After almost two years of stringent public health restrictions, one would think that the return to the pre-pandemic normal would be warmly welcomed by all. Yet many are not ready to let go of the measures we’ve complained about endlessly.
Society is particularly divided over the lifting of the mask mandate which has been seen as a critical line of defence against the coronavirus. We hated them but won’t give them up now that we can… it appears!
Come Monday Ontarians will no longer be required to mask up in most indoor settings including schools, restaurants and bars, gyms, movie theatres, shopping centres, etc. (They will however be needed on public transit.) But everyone I’ve spoken to says they will continue masking up in crowded indoor public spaces like grocery stores and shopping centres.
Surprisingly those in favour of protective facial coverings appear to outnumber the people who can’t wait to ditch them. Nationally, 73 per cent said they would support continuing masking requirements in public spaces according to an Angus Reid Poll.
Does that mean masks are still necessary? Or are we just too afraid to give them up?
School authorities and some health care professionals in Ontario have gone on record to say it’s too early to ditch the masks. Ontario’s opposition party leaders quickly picked sides and condemned the provincial government’s move which they branded as a political one.

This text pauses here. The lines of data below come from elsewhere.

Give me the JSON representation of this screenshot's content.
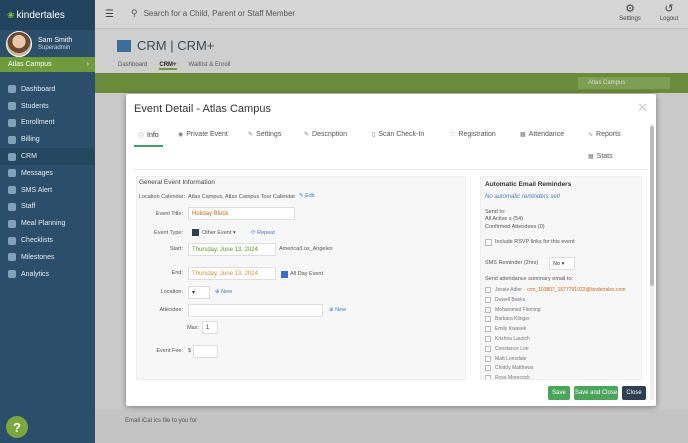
{
  "app": {
    "logo": "kindertales"
  },
  "user": {
    "name": "Sam Smith",
    "role": "Superadmin"
  },
  "campus": {
    "label": "Atlas Campus"
  },
  "nav": [
    "Dashboard",
    "Students",
    "Enrollment",
    "Billing",
    "CRM",
    "Messages",
    "SMS Alert",
    "Staff",
    "Meal Planning",
    "Checklists",
    "Milestones",
    "Analytics"
  ],
  "topbar": {
    "search_placeholder": "Search for a Child, Parent or Staff Member",
    "settings": "Settings",
    "logout": "Logout"
  },
  "crm": {
    "title": "CRM | CRM+",
    "tabs": [
      "Dashboard",
      "CRM+",
      "Waitlist & Enroll"
    ]
  },
  "greenbar": {
    "campus_select": "Atlas Campus"
  },
  "footer": {
    "text": "Email iCal ics file to you for"
  },
  "modal": {
    "title": "Event Detail - Atlas Campus",
    "tabs": [
      "Info",
      "Private Event",
      "Settings",
      "Description",
      "Scan Check-In",
      "Registration",
      "Attendance",
      "Reports",
      "Stats"
    ],
    "section": "General Event Information",
    "location_label": "Location Calendar:",
    "location_value": "Atlas Campus, Atlas Campus Tour Calendar",
    "edit": "Edit",
    "event_title_label": "Event Title:",
    "event_title": "Holiday Block",
    "event_type_label": "Event Type:",
    "event_type": "Other Event",
    "repeat": "Repeat",
    "start_label": "Start:",
    "start_date": "Thursday, June 13, 2024",
    "timezone": "America/Los_Angeles",
    "end_label": "End:",
    "end_date": "Thursday, June 13, 2024",
    "all_day": "All Day Event",
    "location_field_label": "Location:",
    "new": "New",
    "attendee_label": "Attendee:",
    "max_label": "Max:",
    "max_value": "1",
    "fee_label": "Event Fee:",
    "fee_currency": "$",
    "reminders_title": "Automatic Email Reminders",
    "no_reminders": "No automatic reminders set!",
    "send_to": "Send to:",
    "all_active": "All Active s (54)",
    "confirmed": "Confirmed Attendees (0)",
    "rsvp": "Include RSVP links for this event",
    "sms_label": "SMS Reminder (2hrs)",
    "sms_value": "No",
    "summary_label": "Send attendance summary email to:",
    "staff": [
      {
        "name": "Jessie Adler",
        "email": "- crm_103807_1677791022@kindertales.com"
      },
      {
        "name": "Duwell Banks",
        "email": ""
      },
      {
        "name": "Mohammed Fleming",
        "email": ""
      },
      {
        "name": "Barbara Klinger",
        "email": ""
      },
      {
        "name": "Emily Kwasek",
        "email": ""
      },
      {
        "name": "Krishna Laurich",
        "email": ""
      },
      {
        "name": "Constance Lee",
        "email": ""
      },
      {
        "name": "Matt Lonsdale",
        "email": ""
      },
      {
        "name": "Chiddy Matthews",
        "email": ""
      },
      {
        "name": "Rose Morecock",
        "email": ""
      }
    ],
    "save": "Save",
    "save_close": "Save and Close",
    "close": "Close"
  }
}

Ironically, whether for or against lifting restrictions, all parties are aiming to score points with voters in the upcoming June election. But irrespective of self-serving intentions, Ontario’s timing for ending the mask mandate is still highly questionable.
Around two million students will be returning to school on Monday, many having travelled outside the province and country during March Break. It seems logical to have hung on to the mask mandate for another two weeks, no?
Moreover, it’s not just masks that are going away, but COVID-19 screening protocols and the controversial vaccine passports as well. This does seem like a risky move given all the March Break activity and the fact that the BA.2 subvariant (described as “stealth Omicron”) is driving up case numbers across the world.
Health Minister Christine Elliott acknowledged that it may soon account for 50 per cent of all infections in the province and that Ontario is monitoring its global progression closely. She said it’s not impacting the health system yet, but things could change.
Ask Doug Ford and he will simply point to Ontario’s top doctor. But it would be naïve to think that Dr. Kieran Moore didn’t have any political pressure when making decisions about lifting public health restrictions sooner rather than later.
So, from now on Ontarians will have to exercise their own judgement in the mask matter for starters. Ford has said that he will continue to wear the mask “for a few more days”. Dr. Moore alluded to the same. The pastor at my church also encouraged us to wear masks at least till Easter (April 17) since social distancing is no longer possible.
Businesses will also have to decide whether to stick with COVID-19 protocols, modify them or banish them forever. The public will judge them accordingly, no doubt.
We’ve already been warned about a potential rise in cases as a result of capacity limits and restrictions being lifted and now the BA.2 threatens any attempts to return to a pre-pandemic normal. So chances are masks will still be around.
But there is concern that those choosing to continue wearing masks (to protect themselves or a vulnerable loved one at home) may face public backlash. Yes, the tables have turned!
Sadly, studies have shown that the pandemic has made us intolerant and divided society rather than bring us together. But we have the power to change things as we attempt to turn the page on COVID-19.
So, let’s be respectful of people’s choices especially when they are different from our own.